Program Information

The program in Comparative Literature and the History of Ideas provides an opportunity for interdisciplinary and comparative study. Like the Humanities major, it brings together courses from many departments, but here the student will choose courses which center in at least two literary, cultural and intellectual traditions and which seek to get at the underlying assumptions and attitudes of different literary and intellectual worlds. The goals of the program are to enable students to see from a variety of viewpoints and perspectives and to encourage independent, critical thinking.

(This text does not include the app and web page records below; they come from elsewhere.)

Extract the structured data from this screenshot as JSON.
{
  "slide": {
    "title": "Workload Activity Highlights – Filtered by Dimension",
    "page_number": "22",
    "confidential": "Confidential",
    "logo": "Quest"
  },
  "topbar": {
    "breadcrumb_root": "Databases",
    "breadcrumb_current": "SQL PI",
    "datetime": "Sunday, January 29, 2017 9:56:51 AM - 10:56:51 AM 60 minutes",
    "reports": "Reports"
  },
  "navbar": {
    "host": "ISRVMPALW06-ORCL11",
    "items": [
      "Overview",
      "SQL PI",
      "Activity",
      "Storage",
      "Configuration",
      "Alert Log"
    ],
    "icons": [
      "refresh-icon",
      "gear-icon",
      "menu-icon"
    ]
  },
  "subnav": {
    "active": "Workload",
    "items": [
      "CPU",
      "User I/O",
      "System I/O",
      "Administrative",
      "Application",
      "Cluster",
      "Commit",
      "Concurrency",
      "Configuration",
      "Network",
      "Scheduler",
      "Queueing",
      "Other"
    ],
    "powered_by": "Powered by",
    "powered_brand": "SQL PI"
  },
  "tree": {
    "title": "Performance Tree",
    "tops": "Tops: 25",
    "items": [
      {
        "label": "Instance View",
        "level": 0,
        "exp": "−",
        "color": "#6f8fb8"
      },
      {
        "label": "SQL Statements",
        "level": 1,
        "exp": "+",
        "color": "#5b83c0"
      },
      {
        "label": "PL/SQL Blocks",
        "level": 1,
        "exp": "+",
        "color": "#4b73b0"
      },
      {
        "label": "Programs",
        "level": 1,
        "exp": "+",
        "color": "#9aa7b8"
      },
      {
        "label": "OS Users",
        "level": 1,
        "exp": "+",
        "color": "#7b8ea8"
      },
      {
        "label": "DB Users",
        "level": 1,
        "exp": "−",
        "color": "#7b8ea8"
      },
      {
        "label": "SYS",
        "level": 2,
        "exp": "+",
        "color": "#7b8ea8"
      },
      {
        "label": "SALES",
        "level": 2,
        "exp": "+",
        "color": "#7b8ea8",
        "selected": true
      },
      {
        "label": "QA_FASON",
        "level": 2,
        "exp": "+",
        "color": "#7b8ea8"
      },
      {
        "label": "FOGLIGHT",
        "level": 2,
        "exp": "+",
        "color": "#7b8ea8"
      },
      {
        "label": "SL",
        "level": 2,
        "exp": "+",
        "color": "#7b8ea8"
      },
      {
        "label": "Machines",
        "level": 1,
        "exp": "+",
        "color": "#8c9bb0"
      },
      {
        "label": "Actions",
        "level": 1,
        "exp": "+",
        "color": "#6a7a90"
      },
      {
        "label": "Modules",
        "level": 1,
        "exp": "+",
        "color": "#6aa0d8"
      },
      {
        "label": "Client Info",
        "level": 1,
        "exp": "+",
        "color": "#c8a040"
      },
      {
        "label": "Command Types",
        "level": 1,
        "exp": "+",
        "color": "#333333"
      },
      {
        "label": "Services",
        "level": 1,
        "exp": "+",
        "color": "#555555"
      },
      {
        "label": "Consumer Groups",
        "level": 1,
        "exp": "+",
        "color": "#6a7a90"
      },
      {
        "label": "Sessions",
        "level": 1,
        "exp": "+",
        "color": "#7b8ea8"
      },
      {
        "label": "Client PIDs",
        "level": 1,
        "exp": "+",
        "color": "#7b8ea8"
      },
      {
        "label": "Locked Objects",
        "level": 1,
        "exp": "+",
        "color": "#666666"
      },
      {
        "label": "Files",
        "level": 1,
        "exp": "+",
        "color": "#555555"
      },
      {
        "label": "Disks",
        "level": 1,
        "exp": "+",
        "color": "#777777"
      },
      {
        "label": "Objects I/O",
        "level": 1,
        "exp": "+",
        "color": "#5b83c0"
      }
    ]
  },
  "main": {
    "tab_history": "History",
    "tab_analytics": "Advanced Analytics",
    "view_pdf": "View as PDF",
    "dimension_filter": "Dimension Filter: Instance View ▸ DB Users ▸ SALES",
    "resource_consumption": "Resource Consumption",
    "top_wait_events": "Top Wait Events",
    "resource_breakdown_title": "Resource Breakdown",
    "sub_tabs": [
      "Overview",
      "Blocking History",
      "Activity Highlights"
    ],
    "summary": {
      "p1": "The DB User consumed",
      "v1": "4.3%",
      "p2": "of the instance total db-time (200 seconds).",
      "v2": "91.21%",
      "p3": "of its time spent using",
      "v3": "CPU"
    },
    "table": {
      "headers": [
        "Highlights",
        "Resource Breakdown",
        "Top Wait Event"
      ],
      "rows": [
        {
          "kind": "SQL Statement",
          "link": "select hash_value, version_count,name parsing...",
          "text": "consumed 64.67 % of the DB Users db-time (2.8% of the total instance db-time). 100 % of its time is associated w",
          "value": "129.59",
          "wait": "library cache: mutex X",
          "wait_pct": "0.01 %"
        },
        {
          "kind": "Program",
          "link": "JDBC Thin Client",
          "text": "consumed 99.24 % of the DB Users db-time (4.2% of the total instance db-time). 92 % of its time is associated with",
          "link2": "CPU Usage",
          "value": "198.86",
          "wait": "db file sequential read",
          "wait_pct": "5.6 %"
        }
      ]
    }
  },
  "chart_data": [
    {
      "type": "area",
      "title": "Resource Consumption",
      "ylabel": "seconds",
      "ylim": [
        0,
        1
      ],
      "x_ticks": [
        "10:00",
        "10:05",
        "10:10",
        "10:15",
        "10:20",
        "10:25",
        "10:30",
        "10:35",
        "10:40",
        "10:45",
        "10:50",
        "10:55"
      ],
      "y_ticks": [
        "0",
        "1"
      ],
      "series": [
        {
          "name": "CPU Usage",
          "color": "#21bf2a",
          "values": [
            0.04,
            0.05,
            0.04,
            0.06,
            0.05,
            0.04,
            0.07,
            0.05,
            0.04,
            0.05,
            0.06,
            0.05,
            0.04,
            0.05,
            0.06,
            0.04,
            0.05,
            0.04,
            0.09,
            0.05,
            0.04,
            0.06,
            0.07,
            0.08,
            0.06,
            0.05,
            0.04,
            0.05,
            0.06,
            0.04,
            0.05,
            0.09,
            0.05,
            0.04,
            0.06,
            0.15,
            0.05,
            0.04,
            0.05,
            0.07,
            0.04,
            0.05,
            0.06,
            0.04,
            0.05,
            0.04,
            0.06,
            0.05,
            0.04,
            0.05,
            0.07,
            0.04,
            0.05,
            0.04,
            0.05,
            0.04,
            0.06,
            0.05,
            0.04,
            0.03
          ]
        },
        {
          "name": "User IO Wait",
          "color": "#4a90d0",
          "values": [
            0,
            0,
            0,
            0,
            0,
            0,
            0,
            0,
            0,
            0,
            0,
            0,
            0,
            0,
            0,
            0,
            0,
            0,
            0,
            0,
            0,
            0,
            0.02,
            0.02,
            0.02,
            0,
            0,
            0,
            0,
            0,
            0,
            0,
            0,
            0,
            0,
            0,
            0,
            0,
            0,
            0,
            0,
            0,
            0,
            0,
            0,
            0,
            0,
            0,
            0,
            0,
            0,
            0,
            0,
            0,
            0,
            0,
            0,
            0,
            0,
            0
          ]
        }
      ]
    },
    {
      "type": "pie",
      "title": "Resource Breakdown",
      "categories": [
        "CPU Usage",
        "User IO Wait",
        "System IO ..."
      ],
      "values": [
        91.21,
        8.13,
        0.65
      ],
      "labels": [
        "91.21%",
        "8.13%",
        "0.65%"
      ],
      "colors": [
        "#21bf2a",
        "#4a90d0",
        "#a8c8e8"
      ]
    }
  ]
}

Further, by emphasizing the critical analysis of primary texts and cultural comparison, the program seeks to foster a sense of the importance of rigorous methodology in investigation, while revealing the inherent limitations of any particular system of inquiry. As a unique approach to liberal and humanistic studies, the program provides a solid basis for post-graduate study in, for example, law, education, journalism, administration, comparative literature, or discipline-based area studies.

Requirements for the Comparative Literature and the History of Ideas Major (12 Credits)

This program is a contract major in which the student and his/her advisor(s) together establish a program that closely meets the student's needs. Students are strongly encouraged to ground their studies in the literature and thought of a particular foreign language area and to work out their entire program by the end of their sophomore year.

Twelve courses are required for completion of the major, including:

  • CLHI 250 Introduction to Comparative Literature (1)
  • CLHI 497W Humanities Senior Seminar (1)
  • Ten additional courses (10)

Stipulations

The student will take four courses in each of two language/culture areas. At least one area must be from a non-English speaking tradition (e.g., Chinese, French, German, Greek, Japanese, Latin, Russian, or Spanish). The student should attempt, in so far as possible, to enroll in parallel courses in the different areas (i.e., courses that cover the same time period or that have a similar thematic focus). Of the four courses in a non-English area, one can be a course taught in translation. All courses, whether in English or the target language, must cover literary and/or intellectual traditions; upper division language courses (such as Composition and Discussion) will not satisfy the language/culture area requirements.

The student will take two electives, related to either the language/culture areas, or time period, or theme of specialization. These electives will include the history courses most appropriate to the areas.

No more than five courses in the major may be below the 300 level.